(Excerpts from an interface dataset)
━━━━━━
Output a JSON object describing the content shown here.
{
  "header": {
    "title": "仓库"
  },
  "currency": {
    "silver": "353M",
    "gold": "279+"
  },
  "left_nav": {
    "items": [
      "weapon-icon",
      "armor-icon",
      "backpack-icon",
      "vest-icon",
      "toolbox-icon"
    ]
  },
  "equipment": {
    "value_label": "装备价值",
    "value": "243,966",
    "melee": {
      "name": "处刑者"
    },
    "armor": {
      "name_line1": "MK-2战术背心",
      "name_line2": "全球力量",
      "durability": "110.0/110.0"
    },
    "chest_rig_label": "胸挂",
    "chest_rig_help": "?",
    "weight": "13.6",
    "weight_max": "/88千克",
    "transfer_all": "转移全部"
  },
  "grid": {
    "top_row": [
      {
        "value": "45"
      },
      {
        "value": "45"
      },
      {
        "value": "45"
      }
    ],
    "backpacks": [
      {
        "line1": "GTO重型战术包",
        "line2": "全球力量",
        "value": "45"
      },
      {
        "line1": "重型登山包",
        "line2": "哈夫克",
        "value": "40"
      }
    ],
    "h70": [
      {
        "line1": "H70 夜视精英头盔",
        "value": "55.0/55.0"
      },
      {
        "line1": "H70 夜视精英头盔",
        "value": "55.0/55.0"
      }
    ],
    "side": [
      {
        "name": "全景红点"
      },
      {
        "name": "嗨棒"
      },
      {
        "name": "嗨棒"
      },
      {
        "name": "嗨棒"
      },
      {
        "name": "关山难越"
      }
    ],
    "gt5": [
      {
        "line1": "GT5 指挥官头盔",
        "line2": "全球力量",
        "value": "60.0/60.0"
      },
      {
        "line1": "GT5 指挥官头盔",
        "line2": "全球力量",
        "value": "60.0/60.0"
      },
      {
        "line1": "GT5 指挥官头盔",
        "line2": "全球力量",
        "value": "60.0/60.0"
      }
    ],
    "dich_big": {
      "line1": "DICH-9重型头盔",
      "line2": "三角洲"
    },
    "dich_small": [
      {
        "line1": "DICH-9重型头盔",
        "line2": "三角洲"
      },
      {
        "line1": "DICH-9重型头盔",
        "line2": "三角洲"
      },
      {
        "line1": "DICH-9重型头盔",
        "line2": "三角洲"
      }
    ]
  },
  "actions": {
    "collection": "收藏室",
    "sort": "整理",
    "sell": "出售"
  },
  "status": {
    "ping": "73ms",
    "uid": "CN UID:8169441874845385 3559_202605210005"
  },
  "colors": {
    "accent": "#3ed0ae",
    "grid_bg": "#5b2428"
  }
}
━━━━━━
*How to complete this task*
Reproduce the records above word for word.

*Result of this task*
Output a JSON object describing the content shown here.
{
  "header": {
    "title": "仓库"
  },
  "currency": {
    "silver": "353M",
    "gold": "279+"
  },
  "left_nav": {
    "items": [
      "weapon-icon",
      "armor-icon",
      "backpack-icon",
      "vest-icon",
      "toolbox-icon"
    ]
  },
  "equipment": {
    "value_label": "装备价值",
    "value": "243,966",
    "melee": {
      "name": "处刑者"
    },
    "armor": {
      "name_line1": "MK-2战术背心",
      "name_line2": "全球力量",
      "durability": "110.0/110.0"
    },
    "chest_rig_label": "胸挂",
    "chest_rig_help": "?",
    "weight": "13.6",
    "weight_max": "/88千克",
    "transfer_all": "转移全部"
  },
  "grid": {
    "top_row": [
      {
        "value": "45"
      },
      {
        "value": "45"
      },
      {
        "value": "45"
      }
    ],
    "backpacks": [
      {
        "line1": "GTO重型战术包",
        "line2": "全球力量",
        "value": "45"
      },
      {
        "line1": "重型登山包",
        "line2": "哈夫克",
        "value": "40"
      }
    ],
    "h70": [
      {
        "line1": "H70 夜视精英头盔",
        "value": "55.0/55.0"
      },
      {
        "line1": "H70 夜视精英头盔",
        "value": "55.0/55.0"
      }
    ],
    "side": [
      {
        "name": "全景红点"
      },
      {
        "name": "嗨棒"
      },
      {
        "name": "嗨棒"
      },
      {
        "name": "嗨棒"
      },
      {
        "name": "关山难越"
      }
    ],
    "gt5": [
      {
        "line1": "GT5 指挥官头盔",
        "line2": "全球力量",
        "value": "60.0/60.0"
      },
      {
        "line1": "GT5 指挥官头盔",
        "line2": "全球力量",
        "value": "60.0/60.0"
      },
      {
        "line1": "GT5 指挥官头盔",
        "line2": "全球力量",
        "value": "60.0/60.0"
      }
    ],
    "dich_big": {
      "line1": "DICH-9重型头盔",
      "line2": "三角洲"
    },
    "dich_small": [
      {
        "line1": "DICH-9重型头盔",
        "line2": "三角洲"
      },
      {
        "line1": "DICH-9重型头盔",
        "line2": "三角洲"
      },
      {
        "line1": "DICH-9重型头盔",
        "line2": "三角洲"
      }
    ]
  },
  "actions": {
    "collection": "收藏室",
    "sort": "整理",
    "sell": "出售"
  },
  "status": {
    "ping": "73ms",
    "uid": "CN UID:8169441874845385 3559_202605210005"
  },
  "colors": {
    "accent": "#3ed0ae",
    "grid_bg": "#5b2428"
  }
}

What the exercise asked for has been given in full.